In the matter of Africast (Pty) Limited v Pangbourne Properties Limited the parties concluded a contract for the development of commercial property in an area in Gauteng. One of the suspensive conditions in the contract was that Pangbourne’s board of directors had to approve the contract and written approval had to be presented to Africast within seven working days from the date of conclusion of the contract. The contract was signed on 11 April 2007 and Pangbourne’s board of directors approved the contract on 20 April 2007, however the written approval was only provided on 25 April 2007 to Africast, which was after the required seven-day period. Pangbourne decided after 18 months that since the suspensive condition had not been met within the stipulated period, it was not bound by the contract and refused to deliver the required guarantees. At that stage buildings had already been constructed by Africast in terms of the agreement.

The Court confirmed Pangbourne’s view that since the suspensive condition in the contract had not been fulfilled timeously no contract had come into existence and that the contract had lapsed due to non-fulfilment of the suspensive condition. The Court came to this conclusion notwithstanding the fact that both parties had performed in terms of the agreement for some 18 months.

The most common appearance of suspensive conditions is in contracts involving the sale of immovable property such as a house, flat, plot, or farm. The conditions that are generally encountered in the contract of sale is that the sale is subject to the purchaser obtaining a bond from a financial institution and/or that the sale is subject to the purchaser selling his existing property within a certain period.

It is important to bear in mind that suspensive conditions are usually inserted in a contract for the benefit of one of the parties to the contract. In the abovementioned scenario, the suspensive conditions are included for the protection of the purchaser. Should the purchaser fail to obtain a bond and/or sell his existing property within the required period, the contract would not have any force or effect and the purchaser will not be bound to the terms and conditions of the contract. Non-fulfilment of a suspensive condition renders the contract void and should the parties still wish to continue with the sale, a new contract of sale must be concluded.

If a suspensive condition is included for the benefit of a particular party to a contract, such suspensive condition can be waived at any time prior to the lapsing of the time for the fulfilment of the suspensive condition by the party for whose benefit the condition was included. Having regard to the scenarios mentioned above, the purchaser may accordingly at any time before the lapsing of the period of the suspensive condition, inform the seller that he waives the suspensive condition and the contract is no longer subject thereto. This will then make the contract unconditional and the purchaser and seller will be bound to the terms of the contract.

It is always prudent to tread carefully when entering into a contract that is subject to a suspensive condition. Be aware of the stipulated periods for compliance, for whose benefit the conditions are inserted and the requirements to prove compliance. If necessary, ensure you seek legal advice before you sign the contract and obtain advice before you waive any conditions that have been inserted for your benefit.

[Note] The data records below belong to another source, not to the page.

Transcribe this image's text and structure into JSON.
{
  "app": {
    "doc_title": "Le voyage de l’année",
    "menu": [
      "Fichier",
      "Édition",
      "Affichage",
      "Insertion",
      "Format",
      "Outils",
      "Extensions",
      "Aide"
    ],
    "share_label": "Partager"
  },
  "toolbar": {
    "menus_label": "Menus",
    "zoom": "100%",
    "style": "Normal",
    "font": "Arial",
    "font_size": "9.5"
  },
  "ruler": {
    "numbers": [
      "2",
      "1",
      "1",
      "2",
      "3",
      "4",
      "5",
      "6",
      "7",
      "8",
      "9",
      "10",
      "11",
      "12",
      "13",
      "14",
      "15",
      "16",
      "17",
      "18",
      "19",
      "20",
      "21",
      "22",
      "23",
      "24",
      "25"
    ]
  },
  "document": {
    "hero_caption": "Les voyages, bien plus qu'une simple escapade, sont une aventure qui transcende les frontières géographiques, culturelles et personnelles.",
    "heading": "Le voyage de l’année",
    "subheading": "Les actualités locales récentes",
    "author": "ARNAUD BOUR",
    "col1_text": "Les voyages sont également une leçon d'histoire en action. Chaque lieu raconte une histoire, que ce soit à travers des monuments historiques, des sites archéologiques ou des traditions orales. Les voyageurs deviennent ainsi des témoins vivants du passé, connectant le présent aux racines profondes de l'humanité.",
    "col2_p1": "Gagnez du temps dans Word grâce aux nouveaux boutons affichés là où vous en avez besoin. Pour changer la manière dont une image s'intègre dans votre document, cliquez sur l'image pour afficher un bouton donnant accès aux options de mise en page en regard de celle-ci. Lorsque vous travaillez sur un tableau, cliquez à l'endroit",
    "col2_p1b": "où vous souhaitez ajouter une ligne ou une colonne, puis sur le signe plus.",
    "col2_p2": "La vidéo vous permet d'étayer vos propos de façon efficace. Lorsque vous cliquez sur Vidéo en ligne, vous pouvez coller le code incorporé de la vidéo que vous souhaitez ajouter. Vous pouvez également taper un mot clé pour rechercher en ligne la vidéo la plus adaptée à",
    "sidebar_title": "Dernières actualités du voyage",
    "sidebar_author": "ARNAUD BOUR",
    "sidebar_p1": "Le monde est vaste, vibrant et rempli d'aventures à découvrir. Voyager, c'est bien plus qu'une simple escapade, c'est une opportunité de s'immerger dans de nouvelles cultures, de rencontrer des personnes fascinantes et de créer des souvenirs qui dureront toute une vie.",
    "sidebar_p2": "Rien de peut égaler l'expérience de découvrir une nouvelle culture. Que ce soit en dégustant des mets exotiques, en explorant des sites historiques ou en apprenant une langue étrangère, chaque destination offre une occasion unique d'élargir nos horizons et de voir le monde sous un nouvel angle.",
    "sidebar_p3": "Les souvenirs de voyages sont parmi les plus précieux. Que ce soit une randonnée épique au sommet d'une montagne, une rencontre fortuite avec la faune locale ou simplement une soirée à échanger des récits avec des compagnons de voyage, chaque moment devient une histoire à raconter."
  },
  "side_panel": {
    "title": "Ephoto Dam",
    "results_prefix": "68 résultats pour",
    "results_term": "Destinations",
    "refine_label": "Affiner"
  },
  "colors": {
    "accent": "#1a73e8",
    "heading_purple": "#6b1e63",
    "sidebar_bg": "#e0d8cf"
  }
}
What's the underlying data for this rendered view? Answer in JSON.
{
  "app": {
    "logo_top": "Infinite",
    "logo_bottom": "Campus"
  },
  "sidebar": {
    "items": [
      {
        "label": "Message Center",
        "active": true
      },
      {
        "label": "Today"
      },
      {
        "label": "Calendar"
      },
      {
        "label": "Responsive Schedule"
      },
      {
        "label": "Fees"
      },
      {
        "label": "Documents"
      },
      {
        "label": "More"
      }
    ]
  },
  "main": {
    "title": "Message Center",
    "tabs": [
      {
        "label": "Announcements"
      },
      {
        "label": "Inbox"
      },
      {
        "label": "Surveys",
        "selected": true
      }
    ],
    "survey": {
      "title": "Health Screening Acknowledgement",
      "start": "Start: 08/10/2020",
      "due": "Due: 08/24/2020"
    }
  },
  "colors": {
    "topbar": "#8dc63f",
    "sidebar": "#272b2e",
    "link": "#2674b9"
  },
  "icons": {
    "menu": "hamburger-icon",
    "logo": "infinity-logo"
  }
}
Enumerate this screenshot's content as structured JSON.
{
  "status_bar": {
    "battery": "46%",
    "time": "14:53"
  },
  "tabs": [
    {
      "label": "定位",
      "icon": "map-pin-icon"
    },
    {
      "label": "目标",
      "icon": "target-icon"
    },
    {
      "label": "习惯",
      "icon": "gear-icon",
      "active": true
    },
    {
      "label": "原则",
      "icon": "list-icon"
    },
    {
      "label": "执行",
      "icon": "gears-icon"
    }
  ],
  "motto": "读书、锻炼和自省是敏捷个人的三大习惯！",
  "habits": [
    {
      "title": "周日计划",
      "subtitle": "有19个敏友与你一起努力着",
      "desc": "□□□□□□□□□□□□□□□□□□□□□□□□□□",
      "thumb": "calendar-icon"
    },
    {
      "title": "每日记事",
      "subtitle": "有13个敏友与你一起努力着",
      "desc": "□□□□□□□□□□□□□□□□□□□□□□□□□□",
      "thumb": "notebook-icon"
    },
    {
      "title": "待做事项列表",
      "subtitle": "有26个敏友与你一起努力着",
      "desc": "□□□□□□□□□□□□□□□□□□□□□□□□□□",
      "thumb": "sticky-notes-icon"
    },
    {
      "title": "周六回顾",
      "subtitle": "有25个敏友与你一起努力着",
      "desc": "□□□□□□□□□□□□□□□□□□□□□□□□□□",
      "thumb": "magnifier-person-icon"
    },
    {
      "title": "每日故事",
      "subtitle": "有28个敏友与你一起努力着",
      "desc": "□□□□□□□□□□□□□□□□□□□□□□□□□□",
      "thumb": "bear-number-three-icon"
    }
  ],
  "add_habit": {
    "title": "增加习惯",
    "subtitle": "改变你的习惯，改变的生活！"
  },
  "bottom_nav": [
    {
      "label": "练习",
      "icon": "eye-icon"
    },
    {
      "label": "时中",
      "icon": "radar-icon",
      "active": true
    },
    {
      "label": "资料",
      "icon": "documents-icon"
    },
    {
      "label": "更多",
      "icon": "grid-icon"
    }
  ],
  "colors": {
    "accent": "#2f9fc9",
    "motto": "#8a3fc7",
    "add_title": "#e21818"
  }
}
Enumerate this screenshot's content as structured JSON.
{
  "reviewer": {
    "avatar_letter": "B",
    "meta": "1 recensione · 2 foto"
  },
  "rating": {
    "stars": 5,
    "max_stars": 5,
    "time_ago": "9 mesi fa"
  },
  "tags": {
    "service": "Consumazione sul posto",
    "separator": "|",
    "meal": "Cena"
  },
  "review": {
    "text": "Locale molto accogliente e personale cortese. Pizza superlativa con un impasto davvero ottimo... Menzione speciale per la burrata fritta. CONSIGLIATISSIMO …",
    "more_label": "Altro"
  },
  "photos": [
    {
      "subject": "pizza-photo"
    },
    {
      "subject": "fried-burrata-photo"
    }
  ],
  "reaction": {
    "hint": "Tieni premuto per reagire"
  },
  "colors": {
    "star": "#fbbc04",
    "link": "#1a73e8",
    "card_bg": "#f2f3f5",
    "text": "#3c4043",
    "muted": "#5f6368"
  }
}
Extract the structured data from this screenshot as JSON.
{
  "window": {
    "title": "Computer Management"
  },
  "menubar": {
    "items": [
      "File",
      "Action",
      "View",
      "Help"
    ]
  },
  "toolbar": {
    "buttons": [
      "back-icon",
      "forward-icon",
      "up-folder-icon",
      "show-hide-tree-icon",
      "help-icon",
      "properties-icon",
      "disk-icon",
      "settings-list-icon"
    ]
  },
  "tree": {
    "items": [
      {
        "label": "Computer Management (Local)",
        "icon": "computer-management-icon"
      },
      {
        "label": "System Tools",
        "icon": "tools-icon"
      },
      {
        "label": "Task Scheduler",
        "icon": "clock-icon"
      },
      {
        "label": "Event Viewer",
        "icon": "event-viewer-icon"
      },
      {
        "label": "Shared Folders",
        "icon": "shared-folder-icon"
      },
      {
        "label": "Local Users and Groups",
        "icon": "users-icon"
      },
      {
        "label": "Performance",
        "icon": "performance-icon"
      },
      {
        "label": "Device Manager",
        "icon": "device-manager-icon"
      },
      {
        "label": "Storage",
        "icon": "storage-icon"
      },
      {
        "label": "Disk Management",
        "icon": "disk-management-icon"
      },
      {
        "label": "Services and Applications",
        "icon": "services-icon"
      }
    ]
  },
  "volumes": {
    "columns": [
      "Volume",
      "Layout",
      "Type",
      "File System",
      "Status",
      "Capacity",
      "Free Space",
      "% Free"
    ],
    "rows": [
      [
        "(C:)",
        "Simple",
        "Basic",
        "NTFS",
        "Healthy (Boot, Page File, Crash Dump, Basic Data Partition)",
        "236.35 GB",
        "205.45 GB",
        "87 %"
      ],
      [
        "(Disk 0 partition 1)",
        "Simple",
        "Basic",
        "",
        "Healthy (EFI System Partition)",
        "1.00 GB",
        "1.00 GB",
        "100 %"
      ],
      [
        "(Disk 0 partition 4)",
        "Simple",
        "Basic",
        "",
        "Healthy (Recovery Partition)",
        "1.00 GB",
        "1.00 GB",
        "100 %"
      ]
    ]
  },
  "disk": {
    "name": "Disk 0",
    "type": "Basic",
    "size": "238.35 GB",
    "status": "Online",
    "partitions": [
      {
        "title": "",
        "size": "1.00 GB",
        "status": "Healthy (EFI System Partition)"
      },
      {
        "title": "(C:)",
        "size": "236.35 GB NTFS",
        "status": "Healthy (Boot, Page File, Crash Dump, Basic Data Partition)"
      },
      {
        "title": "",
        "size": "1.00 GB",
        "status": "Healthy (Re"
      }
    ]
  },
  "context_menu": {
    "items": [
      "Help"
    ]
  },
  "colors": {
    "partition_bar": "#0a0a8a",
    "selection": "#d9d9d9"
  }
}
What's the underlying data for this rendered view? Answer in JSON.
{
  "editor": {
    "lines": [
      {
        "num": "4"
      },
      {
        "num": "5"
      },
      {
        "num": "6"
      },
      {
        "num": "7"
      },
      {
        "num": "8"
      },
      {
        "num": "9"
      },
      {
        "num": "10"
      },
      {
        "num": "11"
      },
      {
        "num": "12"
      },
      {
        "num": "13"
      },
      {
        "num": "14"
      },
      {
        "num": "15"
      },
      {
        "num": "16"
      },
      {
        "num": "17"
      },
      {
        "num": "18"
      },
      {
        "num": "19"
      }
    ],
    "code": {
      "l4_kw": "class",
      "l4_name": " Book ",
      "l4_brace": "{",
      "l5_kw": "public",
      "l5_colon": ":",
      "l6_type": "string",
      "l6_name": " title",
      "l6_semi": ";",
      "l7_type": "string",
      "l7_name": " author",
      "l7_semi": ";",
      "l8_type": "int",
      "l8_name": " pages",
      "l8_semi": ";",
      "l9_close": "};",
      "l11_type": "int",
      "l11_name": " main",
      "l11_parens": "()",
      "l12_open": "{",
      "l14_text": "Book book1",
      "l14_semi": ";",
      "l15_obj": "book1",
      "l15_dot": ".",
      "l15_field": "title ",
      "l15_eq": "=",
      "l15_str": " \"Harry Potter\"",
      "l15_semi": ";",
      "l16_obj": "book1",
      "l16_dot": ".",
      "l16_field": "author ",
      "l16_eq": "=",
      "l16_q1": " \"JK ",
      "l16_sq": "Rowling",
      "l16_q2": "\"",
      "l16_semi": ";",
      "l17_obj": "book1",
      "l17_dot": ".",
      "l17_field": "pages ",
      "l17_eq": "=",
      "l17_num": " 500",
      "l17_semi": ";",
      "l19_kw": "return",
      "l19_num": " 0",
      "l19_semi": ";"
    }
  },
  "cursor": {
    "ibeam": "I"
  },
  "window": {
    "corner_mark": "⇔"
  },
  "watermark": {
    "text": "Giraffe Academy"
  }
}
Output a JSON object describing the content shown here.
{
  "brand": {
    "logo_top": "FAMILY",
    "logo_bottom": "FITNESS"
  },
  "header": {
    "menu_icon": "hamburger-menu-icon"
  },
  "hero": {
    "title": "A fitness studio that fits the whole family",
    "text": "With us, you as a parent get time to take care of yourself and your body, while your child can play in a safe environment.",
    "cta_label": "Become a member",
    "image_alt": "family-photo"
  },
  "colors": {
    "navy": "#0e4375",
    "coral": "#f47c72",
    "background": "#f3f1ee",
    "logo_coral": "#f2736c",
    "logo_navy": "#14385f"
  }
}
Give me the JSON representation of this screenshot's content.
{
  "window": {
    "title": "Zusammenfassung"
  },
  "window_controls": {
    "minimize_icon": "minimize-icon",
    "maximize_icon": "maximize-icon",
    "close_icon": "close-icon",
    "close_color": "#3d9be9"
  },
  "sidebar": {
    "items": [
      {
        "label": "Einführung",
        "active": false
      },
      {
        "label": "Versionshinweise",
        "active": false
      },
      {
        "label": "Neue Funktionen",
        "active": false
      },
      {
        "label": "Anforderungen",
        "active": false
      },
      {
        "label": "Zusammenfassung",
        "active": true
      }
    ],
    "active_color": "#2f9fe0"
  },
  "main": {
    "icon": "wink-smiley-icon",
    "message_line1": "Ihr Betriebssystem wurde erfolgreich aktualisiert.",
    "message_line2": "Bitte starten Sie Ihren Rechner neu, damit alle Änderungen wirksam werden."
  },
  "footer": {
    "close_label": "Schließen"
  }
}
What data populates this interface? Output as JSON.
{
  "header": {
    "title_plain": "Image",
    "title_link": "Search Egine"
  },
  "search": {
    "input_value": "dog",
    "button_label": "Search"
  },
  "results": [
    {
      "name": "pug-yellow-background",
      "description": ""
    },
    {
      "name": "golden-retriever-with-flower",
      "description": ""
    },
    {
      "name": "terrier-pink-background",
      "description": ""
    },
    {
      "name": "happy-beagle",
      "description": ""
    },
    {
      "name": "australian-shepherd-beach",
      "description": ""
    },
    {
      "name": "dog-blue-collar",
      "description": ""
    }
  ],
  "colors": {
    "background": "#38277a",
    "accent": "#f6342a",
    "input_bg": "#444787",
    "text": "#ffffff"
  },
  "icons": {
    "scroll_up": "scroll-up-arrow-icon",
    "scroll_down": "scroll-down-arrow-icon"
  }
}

This article is a general information sheet and should not be used or relied on as legal or other professional advice. No liability can be accepted for any errors or omissions nor for any loss or damage arising from reliance upon any information herein. Always contact your legal adviser for specific and detailed advice.